## INPUT FOR THIS TASK
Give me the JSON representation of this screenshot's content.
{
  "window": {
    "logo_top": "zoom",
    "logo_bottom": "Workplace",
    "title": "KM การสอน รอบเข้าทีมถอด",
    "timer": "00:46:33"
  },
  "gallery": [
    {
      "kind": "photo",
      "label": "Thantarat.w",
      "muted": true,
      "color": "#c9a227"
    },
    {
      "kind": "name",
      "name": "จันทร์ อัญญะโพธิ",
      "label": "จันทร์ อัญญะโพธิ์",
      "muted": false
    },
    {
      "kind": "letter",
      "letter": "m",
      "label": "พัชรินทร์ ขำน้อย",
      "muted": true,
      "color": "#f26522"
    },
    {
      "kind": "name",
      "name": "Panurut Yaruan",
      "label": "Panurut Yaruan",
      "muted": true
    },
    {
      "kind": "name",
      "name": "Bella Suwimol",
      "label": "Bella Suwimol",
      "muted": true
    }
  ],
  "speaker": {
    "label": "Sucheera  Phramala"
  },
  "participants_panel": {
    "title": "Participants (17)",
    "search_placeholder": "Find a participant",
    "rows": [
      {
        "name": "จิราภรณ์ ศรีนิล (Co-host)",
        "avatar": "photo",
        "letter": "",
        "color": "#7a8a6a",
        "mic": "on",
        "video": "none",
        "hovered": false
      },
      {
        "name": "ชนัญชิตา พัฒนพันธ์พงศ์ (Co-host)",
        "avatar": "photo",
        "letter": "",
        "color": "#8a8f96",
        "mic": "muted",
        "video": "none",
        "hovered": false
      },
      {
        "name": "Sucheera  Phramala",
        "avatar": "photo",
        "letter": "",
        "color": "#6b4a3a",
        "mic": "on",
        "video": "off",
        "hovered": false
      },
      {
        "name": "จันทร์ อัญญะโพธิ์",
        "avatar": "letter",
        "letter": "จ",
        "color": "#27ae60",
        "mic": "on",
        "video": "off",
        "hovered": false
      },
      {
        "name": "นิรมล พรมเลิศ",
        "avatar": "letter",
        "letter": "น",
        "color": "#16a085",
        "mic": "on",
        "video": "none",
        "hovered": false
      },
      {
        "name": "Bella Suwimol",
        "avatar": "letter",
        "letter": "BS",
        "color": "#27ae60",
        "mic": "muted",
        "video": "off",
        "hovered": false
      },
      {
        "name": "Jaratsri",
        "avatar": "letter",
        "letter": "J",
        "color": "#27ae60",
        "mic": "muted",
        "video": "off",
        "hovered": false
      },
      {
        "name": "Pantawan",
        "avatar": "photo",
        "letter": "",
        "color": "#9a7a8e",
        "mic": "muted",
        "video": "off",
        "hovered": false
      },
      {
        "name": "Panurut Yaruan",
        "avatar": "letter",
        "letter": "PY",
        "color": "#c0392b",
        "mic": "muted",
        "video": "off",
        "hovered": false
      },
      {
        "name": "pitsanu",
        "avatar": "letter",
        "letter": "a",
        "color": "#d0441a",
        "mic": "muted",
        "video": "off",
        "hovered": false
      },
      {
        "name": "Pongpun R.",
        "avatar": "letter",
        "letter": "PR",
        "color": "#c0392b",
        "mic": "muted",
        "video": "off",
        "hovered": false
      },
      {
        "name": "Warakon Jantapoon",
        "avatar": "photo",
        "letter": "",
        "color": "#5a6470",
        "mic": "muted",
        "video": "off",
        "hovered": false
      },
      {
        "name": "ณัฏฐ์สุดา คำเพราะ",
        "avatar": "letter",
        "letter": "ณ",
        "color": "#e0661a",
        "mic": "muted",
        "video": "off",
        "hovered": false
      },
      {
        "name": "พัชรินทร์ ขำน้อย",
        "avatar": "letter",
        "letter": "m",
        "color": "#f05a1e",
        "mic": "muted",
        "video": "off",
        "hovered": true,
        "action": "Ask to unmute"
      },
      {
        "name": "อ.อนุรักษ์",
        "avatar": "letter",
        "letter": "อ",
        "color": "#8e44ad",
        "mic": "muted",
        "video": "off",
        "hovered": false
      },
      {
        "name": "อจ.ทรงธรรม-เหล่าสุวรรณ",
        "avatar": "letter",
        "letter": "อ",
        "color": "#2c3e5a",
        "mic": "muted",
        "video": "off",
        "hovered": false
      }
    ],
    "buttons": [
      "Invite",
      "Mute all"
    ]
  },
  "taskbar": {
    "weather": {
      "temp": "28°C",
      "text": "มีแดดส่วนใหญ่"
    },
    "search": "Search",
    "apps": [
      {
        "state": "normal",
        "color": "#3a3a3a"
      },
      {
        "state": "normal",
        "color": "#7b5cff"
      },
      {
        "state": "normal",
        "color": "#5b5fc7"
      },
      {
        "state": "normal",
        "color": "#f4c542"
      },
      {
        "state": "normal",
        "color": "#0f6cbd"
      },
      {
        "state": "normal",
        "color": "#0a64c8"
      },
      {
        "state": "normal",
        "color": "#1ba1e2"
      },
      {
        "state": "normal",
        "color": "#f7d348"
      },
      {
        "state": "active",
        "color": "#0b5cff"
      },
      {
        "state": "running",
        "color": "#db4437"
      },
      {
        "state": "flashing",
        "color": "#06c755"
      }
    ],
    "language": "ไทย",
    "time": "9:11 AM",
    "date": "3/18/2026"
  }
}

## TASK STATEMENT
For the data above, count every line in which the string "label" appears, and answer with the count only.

## OUTPUT OF THE TASK
6